Luxury automaker Porsche AG plans to discuss whether it should increase its stake in Volkswagen AG to nearly 30 percent, a move that would put it just shy of level at which German law would require a takeover offer.
Speaking at the Geneva Motor Show, Porsche Chief Executive Wendelin Wiedeking said the Stuttgart-based company would "in the next few days" discuss raising its stake in Volkswagen from its current 27.4 percent level. Porsche is already VW's largest shareholder.
Shares of Porsche rose 2.8 percent to euro981.29 (US$1,283.82) in Frankfurt trading.
Wiedeking gave no timeframe for any decision, but reiterated that the company has no plans to raise the stake to 30 percent, which would trigger a mandatory takeover bid for Europe's biggest automaker by sales.
Porsche became Volkswagen's largest single shareholder, partly to protect the Wolfsburg-based automaker from a takeover by financial investors.
Wiedeking said he wouldn't be surprised if a private equity firm takes over an automaker at some point.
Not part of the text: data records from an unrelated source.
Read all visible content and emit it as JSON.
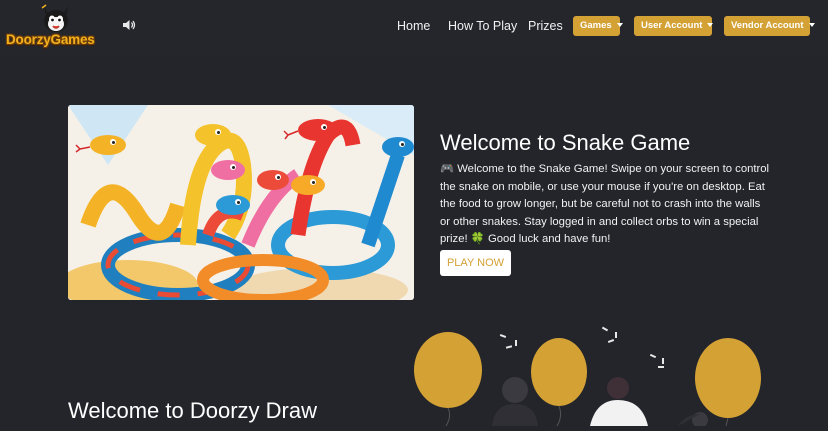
{
  "header": {
    "logo_text": "DoorzyGames",
    "nav": {
      "home": "Home",
      "how_to_play": "How To Play",
      "prizes": "Prizes"
    },
    "dropdowns": {
      "games": "Games",
      "user_account": "User Account",
      "vendor_account": "Vendor Account"
    },
    "icons": {
      "logo": "cat-mascot-icon",
      "sound": "speaker-icon",
      "caret": "caret-down-icon"
    }
  },
  "hero": {
    "image_alt": "snakes-illustration",
    "title": "Welcome to Snake Game",
    "description": "🎮 Welcome to the Snake Game! Swipe on your screen to control the snake on mobile, or use your mouse if you're on desktop. Eat the food to grow longer, but be careful not to crash into the walls or other snakes. Stay logged in and collect orbs to win a special prize! 🍀 Good luck and have fun!",
    "play_button": "PLAY NOW"
  },
  "section2": {
    "title": "Welcome to Doorzy Draw",
    "image_alt": "party-balloons-illustration"
  },
  "colors": {
    "background": "#23252b",
    "accent": "#d4a135",
    "text": "#ffffff"
  }
}
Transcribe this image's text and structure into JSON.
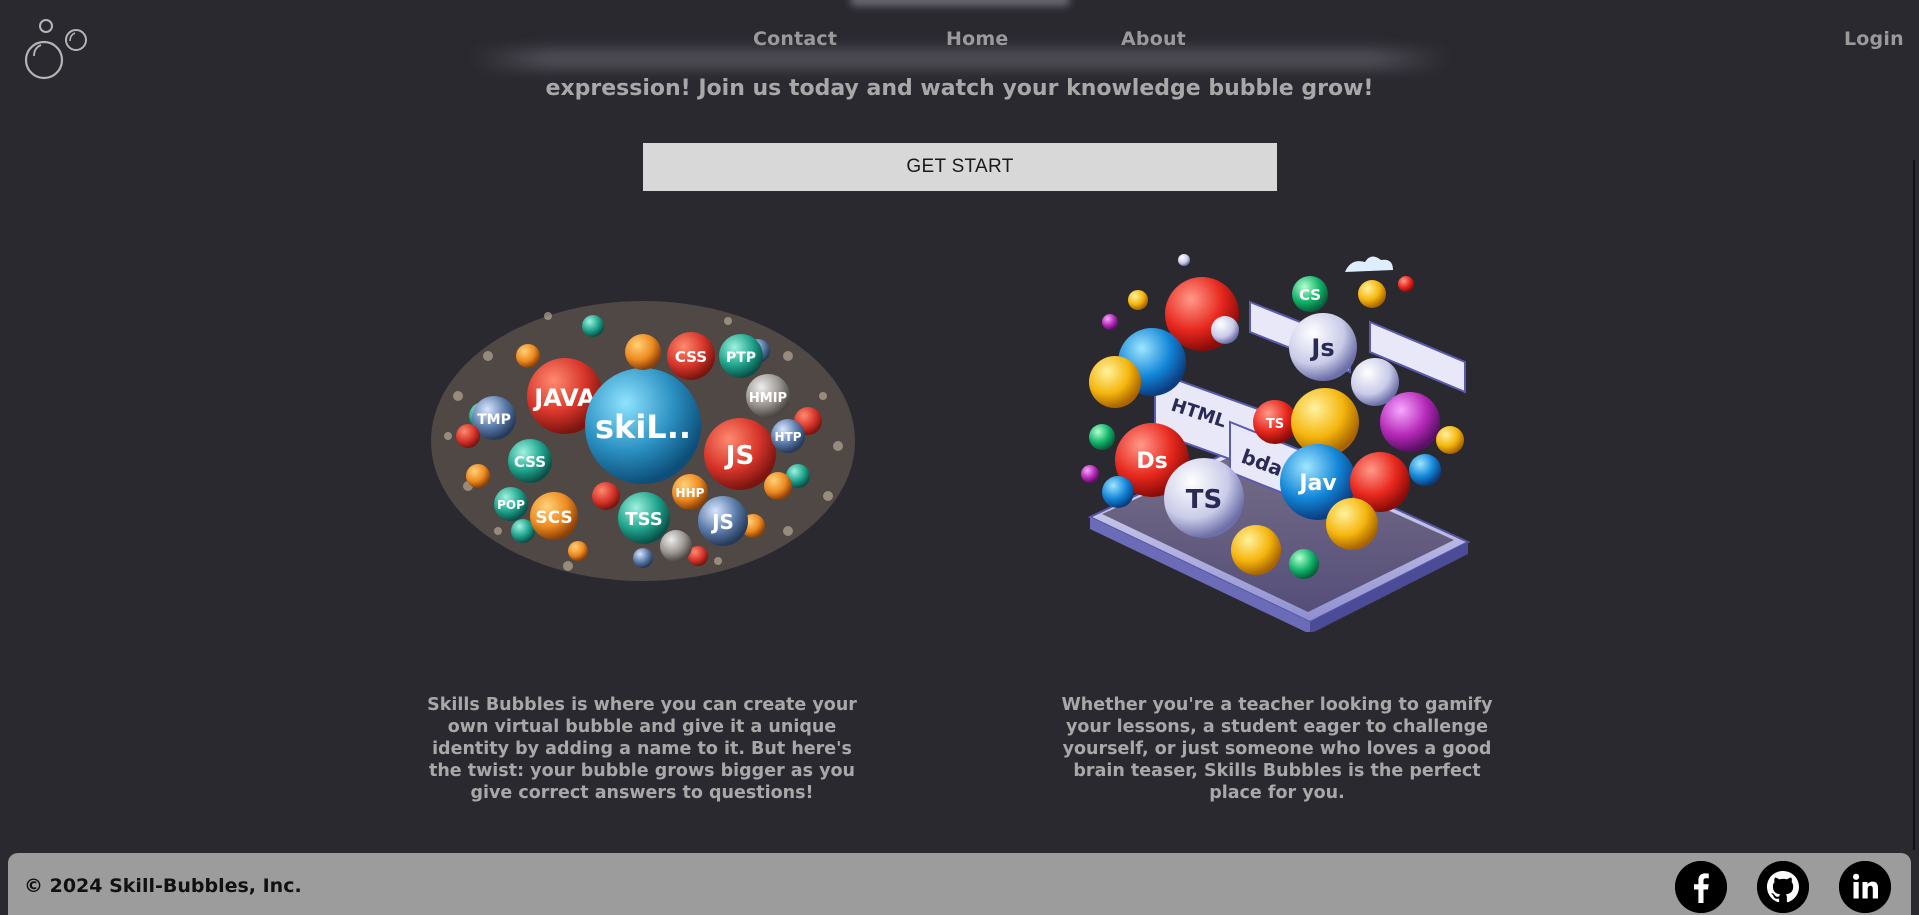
{
  "nav": {
    "contact": "Contact",
    "home": "Home",
    "about": "About",
    "login": "Login"
  },
  "hero": {
    "tagline": "expression! Join us today and watch your knowledge bubble grow!",
    "cta_label": "GET START"
  },
  "left_illustration": {
    "center_label": "skiL..",
    "bubble_labels": [
      "JAVA",
      "CSS",
      "JS",
      "TSS",
      "SCS",
      "JS",
      "PTP",
      "HMIP",
      "HTP",
      "TMP",
      "CSS",
      "POP",
      "HHP"
    ]
  },
  "right_illustration": {
    "bubble_labels": [
      "Js",
      "CS",
      "HTML",
      "TS",
      "Ds",
      "TS",
      "Jav",
      "bda"
    ]
  },
  "features": {
    "left_text": "Skills Bubbles is where you can create your own virtual bubble and give it a unique identity by adding a name to it. But here's the twist: your bubble grows bigger as you give correct answers to questions!",
    "right_text": "Whether you're a teacher looking to gamify your lessons, a student eager to challenge yourself, or just someone who loves a good brain teaser, Skills Bubbles is the perfect place for you."
  },
  "footer": {
    "copyright": "© 2024 Skill-Bubbles, Inc.",
    "social_icons": [
      "facebook-icon",
      "github-icon",
      "linkedin-icon"
    ]
  },
  "colors": {
    "background": "#2a2930",
    "footer": "#9c9c9c",
    "button": "#d8d8d8"
  }
}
"There's a lot of restructuring potential in the auto industry, and a few bargains are on the market," he said. "But the auto industry is difficult. You need experience, and mistakes can become very expensive."
Looking at his own company's performance, he told reporters that demand for the company's Cayenne model has picked up as demand for the revamped line has risen.
"Order intake for the new Cayenne is unbelievable... It's way above our expectations," Wiedeking said, but without releasing a precise figure.
He said that global Cayenne sales for the full fiscal year, which ends July 31, are expected to come in at around last year's level, which saw Cayenne sales of about 34,000 vehicles.
"The limit is the production capacity, not demand," he added. The revamped sports-utility vehicle will hit showrooms March 1.
Wiedeking said he is "very optimistic" that the "operative business" in the current fiscal year will be above last year.
He held off on any forecasts for the U.S. market, which is the company's largest, waiting instead to see how the U.S. economy develops.